[EXERCISE DETAILS]
Using the listing below, report all lines holding the word "true".

[DATA SHOWN]
..............................
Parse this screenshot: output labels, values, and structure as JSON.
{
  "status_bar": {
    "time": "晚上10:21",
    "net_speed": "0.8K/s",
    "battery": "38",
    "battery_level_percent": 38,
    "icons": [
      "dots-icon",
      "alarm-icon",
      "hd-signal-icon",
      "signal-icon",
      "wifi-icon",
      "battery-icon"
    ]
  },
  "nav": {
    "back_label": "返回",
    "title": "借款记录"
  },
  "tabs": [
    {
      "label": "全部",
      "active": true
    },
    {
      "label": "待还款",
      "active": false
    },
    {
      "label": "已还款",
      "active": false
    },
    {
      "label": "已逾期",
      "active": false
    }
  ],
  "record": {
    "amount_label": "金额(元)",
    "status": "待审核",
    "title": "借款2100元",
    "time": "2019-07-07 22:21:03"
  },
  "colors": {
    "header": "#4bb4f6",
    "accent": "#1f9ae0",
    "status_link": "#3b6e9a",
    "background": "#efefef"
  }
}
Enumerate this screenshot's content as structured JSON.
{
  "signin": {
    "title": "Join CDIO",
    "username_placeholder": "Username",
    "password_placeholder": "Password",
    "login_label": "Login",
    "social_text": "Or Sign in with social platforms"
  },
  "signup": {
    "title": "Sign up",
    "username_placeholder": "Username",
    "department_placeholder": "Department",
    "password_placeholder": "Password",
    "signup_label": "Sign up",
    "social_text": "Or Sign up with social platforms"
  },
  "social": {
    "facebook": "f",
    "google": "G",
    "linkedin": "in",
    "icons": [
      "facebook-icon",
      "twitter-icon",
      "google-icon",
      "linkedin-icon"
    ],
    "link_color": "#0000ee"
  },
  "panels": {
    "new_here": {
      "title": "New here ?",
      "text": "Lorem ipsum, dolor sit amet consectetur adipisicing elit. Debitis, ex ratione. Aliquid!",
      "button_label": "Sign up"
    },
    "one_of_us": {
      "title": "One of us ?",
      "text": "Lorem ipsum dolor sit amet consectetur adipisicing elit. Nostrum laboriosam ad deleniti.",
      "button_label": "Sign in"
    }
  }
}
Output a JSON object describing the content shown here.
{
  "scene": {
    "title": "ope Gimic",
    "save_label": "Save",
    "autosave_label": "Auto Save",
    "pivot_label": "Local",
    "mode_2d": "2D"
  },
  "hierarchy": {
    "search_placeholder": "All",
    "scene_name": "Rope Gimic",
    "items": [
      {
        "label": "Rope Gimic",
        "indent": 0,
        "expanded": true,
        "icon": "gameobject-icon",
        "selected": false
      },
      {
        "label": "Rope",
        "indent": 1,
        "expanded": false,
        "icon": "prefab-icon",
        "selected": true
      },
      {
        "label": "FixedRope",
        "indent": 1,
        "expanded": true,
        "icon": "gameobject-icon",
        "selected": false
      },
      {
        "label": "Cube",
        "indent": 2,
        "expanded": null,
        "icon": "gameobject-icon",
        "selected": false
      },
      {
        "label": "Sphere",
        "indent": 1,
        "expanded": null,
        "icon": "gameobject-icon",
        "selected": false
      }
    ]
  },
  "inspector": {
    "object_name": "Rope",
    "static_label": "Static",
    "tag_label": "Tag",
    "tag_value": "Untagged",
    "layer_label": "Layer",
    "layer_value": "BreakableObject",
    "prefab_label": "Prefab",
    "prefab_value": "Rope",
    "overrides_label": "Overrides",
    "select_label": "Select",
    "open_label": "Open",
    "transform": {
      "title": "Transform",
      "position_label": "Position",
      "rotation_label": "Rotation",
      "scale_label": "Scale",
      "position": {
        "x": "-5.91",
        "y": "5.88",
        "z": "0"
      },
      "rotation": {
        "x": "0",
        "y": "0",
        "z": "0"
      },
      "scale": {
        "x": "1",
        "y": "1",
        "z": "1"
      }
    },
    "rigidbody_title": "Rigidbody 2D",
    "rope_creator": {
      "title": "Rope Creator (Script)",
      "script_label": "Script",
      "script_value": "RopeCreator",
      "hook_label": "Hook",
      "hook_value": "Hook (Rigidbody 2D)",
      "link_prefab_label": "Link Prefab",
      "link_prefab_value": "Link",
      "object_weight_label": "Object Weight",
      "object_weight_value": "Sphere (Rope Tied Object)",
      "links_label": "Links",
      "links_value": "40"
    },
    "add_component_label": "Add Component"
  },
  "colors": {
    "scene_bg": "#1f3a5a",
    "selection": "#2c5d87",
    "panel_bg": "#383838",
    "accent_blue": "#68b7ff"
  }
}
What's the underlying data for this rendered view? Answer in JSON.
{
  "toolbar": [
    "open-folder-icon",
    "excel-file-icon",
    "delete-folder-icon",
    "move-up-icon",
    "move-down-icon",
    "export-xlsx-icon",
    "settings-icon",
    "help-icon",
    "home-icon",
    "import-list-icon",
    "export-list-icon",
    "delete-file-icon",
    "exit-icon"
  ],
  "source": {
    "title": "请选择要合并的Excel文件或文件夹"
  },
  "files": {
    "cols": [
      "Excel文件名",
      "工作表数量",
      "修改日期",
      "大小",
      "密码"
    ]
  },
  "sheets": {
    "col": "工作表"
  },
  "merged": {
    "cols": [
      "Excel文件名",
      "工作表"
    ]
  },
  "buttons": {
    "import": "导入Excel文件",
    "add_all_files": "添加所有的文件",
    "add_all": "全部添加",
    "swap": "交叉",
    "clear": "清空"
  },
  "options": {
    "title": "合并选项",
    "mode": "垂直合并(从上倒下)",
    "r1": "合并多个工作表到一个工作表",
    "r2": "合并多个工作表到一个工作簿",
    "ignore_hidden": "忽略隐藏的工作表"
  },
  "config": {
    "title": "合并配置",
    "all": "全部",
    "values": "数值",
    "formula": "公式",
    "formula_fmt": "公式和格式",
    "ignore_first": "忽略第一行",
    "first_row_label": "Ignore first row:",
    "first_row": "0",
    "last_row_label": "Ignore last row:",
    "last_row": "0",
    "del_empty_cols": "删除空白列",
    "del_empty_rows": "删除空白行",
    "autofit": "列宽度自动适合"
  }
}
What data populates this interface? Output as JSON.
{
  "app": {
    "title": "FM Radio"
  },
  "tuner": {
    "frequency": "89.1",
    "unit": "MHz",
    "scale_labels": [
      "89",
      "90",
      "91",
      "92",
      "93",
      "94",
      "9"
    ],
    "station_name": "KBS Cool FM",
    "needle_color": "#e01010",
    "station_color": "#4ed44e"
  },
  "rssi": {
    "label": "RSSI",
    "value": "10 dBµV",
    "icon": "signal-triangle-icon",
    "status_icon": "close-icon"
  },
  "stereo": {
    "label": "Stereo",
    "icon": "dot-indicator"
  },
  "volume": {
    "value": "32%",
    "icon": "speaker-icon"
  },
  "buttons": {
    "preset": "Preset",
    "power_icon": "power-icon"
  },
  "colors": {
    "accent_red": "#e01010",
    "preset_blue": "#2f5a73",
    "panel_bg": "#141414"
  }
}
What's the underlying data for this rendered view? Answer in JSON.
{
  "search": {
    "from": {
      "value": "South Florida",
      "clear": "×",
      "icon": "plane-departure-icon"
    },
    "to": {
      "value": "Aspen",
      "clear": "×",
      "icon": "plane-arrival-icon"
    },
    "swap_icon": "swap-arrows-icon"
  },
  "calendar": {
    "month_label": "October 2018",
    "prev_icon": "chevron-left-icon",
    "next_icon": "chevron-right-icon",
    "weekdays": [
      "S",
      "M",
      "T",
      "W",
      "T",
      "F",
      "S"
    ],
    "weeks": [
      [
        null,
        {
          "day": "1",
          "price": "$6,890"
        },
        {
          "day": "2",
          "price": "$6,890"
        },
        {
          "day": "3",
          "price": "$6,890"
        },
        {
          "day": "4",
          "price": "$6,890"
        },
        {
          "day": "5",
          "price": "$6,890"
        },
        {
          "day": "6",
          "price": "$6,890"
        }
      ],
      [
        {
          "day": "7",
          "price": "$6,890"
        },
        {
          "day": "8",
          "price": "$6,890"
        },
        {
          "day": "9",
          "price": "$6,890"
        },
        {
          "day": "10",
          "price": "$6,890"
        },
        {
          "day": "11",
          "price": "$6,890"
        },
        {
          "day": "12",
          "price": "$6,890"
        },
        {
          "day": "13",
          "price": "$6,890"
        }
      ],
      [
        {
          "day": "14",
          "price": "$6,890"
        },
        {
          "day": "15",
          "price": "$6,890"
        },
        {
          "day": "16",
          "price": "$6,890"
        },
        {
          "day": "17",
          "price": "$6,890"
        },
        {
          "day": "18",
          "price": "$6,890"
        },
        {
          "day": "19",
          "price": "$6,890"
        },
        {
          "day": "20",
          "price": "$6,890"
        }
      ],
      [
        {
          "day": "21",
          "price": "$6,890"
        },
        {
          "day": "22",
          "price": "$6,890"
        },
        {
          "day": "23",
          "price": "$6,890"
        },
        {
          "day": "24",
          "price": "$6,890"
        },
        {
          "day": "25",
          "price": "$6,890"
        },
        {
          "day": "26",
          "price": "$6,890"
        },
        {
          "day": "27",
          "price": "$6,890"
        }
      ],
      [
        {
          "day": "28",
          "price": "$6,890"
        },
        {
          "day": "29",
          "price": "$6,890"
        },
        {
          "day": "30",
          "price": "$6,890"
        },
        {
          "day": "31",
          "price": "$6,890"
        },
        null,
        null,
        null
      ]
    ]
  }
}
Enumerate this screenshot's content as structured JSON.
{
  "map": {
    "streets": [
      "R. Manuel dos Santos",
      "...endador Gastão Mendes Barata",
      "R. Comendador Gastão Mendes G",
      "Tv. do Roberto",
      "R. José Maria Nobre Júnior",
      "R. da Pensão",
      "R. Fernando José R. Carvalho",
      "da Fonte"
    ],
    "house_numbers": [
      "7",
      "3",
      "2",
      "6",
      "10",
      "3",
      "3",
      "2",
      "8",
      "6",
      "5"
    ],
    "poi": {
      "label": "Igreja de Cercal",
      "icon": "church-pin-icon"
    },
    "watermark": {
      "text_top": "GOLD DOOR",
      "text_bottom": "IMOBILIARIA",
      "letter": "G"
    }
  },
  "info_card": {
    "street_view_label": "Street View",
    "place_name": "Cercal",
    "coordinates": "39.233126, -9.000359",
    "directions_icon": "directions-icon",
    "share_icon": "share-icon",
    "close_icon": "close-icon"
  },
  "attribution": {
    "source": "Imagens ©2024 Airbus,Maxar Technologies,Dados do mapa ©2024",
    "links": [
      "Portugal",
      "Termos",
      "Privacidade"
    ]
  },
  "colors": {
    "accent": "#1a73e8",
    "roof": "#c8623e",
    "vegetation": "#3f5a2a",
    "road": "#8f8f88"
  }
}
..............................
[YOUR SOLUTION]
      "active": true
        "expanded": true,
        "selected": true
        "expanded": true,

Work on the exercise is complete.